Malheur NF on managing natural ignitions

JOHN DAY, PRAIRIE CITY & HINES, OR – (Press Release from the Malheur National Forest)

Lightning is the primary cause of wildfires in the forested regions of the Pacific Northwest. It plays a natural role in ecosystem health and can serve as a land management tool. As such, wildland firefighters are trained to use wildfire and apply prescribed fires across the landscape when it is safe and reasonable. Allowing a lightning-caused fire to burn naturally is not the ‘Let It Burn’ policy of before.

Wildfire activity over the last ten years has been some of the most catastrophic in U.S. history: In 2020, more than 10.1 million acres burned throughout the country, which set a record for acres burned since accurate recording and data gathering began.

Across the West, wildfire activity is starting earlier in the spring and lasting longer into the fall; above normal fire activity periods typically last 75 days longer than 40 years ago.

Today’s firefighters will manage naturally occurring wildfires to improve wildlife habitat, heavy fuel loads and restore the ecological balance of natural landscapes. In doing so, many factors come into play. Is the fire accessible? How dry is the dead and down fuel? Is the weather hot, dry or windy? Is the fire in steep terrain?
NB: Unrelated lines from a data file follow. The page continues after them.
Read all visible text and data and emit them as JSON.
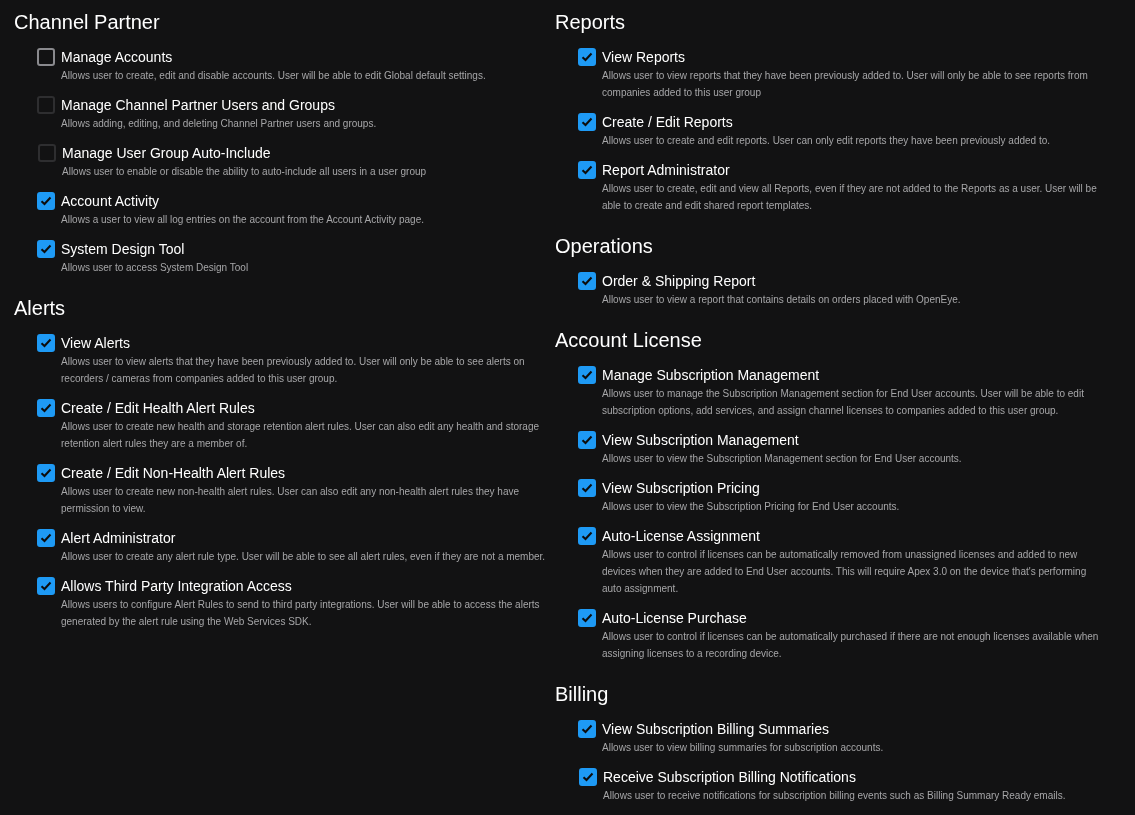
{
  "columns": [
    {
      "sections": [
        {
          "title": "Channel Partner",
          "items": [
            {
              "label": "Manage Accounts",
              "description": "Allows user to create, edit and disable accounts. User will be able to edit Global default settings.",
              "checked": false,
              "disabled": false
            },
            {
              "label": "Manage Channel Partner Users and Groups",
              "description": "Allows adding, editing, and deleting Channel Partner users and groups.",
              "checked": false,
              "disabled": true,
              "children": [
                {
                  "label": "Manage User Group Auto-Include",
                  "description": "Allows user to enable or disable the ability to auto-include all users in a user group",
                  "checked": false,
                  "disabled": true
                }
              ]
            },
            {
              "label": "Account Activity",
              "description": "Allows a user to view all log entries on the account from the Account Activity page.",
              "checked": true,
              "disabled": false
            },
            {
              "label": "System Design Tool",
              "description": "Allows user to access System Design Tool",
              "checked": true,
              "disabled": false
            }
          ]
        },
        {
          "title": "Alerts",
          "items": [
            {
              "label": "View Alerts",
              "description": "Allows user to view alerts that they have been previously added to. User will only be able to see alerts on recorders / cameras from companies added to this user group.",
              "checked": true,
              "disabled": false
            },
            {
              "label": "Create / Edit Health Alert Rules",
              "description": "Allows user to create new health and storage retention alert rules. User can also edit any health and storage retention alert rules they are a member of.",
              "checked": true,
              "disabled": false
            },
            {
              "label": "Create / Edit Non-Health Alert Rules",
              "description": "Allows user to create new non-health alert rules. User can also edit any non-health alert rules they have permission to view.",
              "checked": true,
              "disabled": false
            },
            {
              "label": "Alert Administrator",
              "description": "Allows user to create any alert rule type. User will be able to see all alert rules, even if they are not a member.",
              "checked": true,
              "disabled": false
            },
            {
              "label": "Allows Third Party Integration Access",
              "description": "Allows users to configure Alert Rules to send to third party integrations. User will be able to access the alerts generated by the alert rule using the Web Services SDK.",
              "checked": true,
              "disabled": false
            }
          ]
        }
      ]
    },
    {
      "sections": [
        {
          "title": "Reports",
          "items": [
            {
              "label": "View Reports",
              "description": "Allows user to view reports that they have been previously added to. User will only be able to see reports from companies added to this user group",
              "checked": true,
              "disabled": false
            },
            {
              "label": "Create / Edit Reports",
              "description": "Allows user to create and edit reports. User can only edit reports they have been previously added to.",
              "checked": true,
              "disabled": false
            },
            {
              "label": "Report Administrator",
              "description": "Allows user to create, edit and view all Reports, even if they are not added to the Reports as a user. User will be able to create and edit shared report templates.",
              "checked": true,
              "disabled": false
            }
          ]
        },
        {
          "title": "Operations",
          "items": [
            {
              "label": "Order & Shipping Report",
              "description": "Allows user to view a report that contains details on orders placed with OpenEye.",
              "checked": true,
              "disabled": false
            }
          ]
        },
        {
          "title": "Account License",
          "items": [
            {
              "label": "Manage Subscription Management",
              "description": "Allows user to manage the Subscription Management section for End User accounts. User will be able to edit subscription options, add services, and assign channel licenses to companies added to this user group.",
              "checked": true,
              "disabled": false
            },
            {
              "label": "View Subscription Management",
              "description": "Allows user to view the Subscription Management section for End User accounts.",
              "checked": true,
              "disabled": false
            },
            {
              "label": "View Subscription Pricing",
              "description": "Allows user to view the Subscription Pricing for End User accounts.",
              "checked": true,
              "disabled": false
            },
            {
              "label": "Auto-License Assignment",
              "description": "Allows user to control if licenses can be automatically removed from unassigned licenses and added to new devices when they are added to End User accounts. This will require Apex 3.0 on the device that's performing auto assignment.",
              "checked": true,
              "disabled": false
            },
            {
              "label": "Auto-License Purchase",
              "description": "Allows user to control if licenses can be automatically purchased if there are not enough licenses available when assigning licenses to a recording device.",
              "checked": true,
              "disabled": false
            }
          ]
        },
        {
          "title": "Billing",
          "items": [
            {
              "label": "View Subscription Billing Summaries",
              "description": "Allows user to view billing summaries for subscription accounts.",
              "checked": true,
              "disabled": false,
              "children": [
                {
                  "label": "Receive Subscription Billing Notifications",
                  "description": "Allows user to receive notifications for subscription billing events such as Billing Summary Ready emails.",
                  "checked": true,
                  "disabled": false
                }
              ]
            }
          ]
        }
      ]
    }
  ]
}
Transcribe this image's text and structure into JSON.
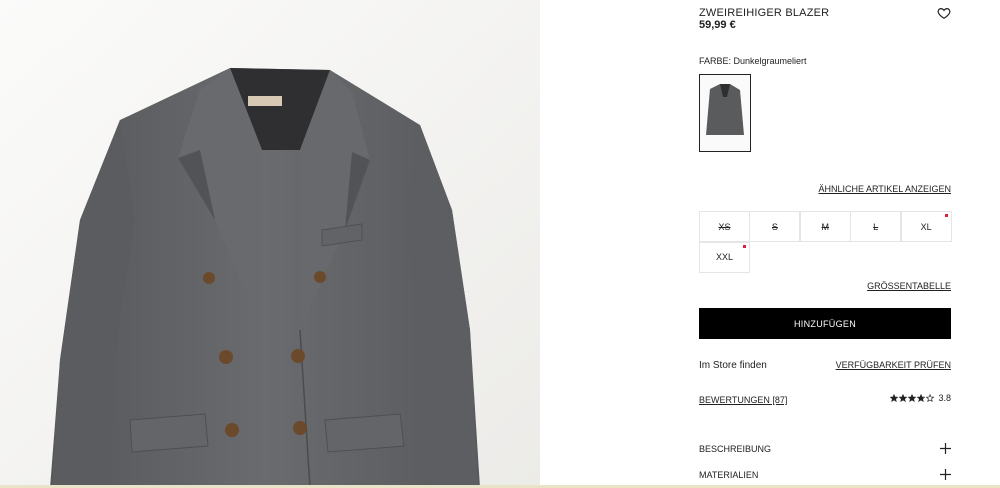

Is it burning near a community? What type and how many resources are available? Fire experts access multiple conditions to determine the best tactics to employ.

Did you know fire can be good for people and the land? After many years of fire exclusion, an ecosystem that needs periodic fire becomes unhealthy. Trees are stressed by overcrowding; fire-dependent species disappear; and flammable fuels build up and become hazardous. The right fire at the right place at the right time:

• Reduces hazardous fuels, protecting human communities from extreme fires;

• Minimizes the spread of pest insects and disease;

• Removes unwanted species that threaten species native to an ecosystem;

• Provides forage for game;

• Improves habitat for threatened and endangered species;

• Recycles nutrients back to the soil; and

• Promotes the growth of trees, wildflowers, and other plants;

The Forest Service manages natural ignitions to benefit natural resources and reduce the risk of unwanted wildfires in the future.

“We will capitalize on our interdependence to share resources in meeting our goals; employ risk management practices to elevate our decision making; leverage new technology; and recommit ourselves to excellent land stewardship.” said Chief Christiansen. “In 2021, we will drive to improve the condition of our Nation’s forests and grasslands”.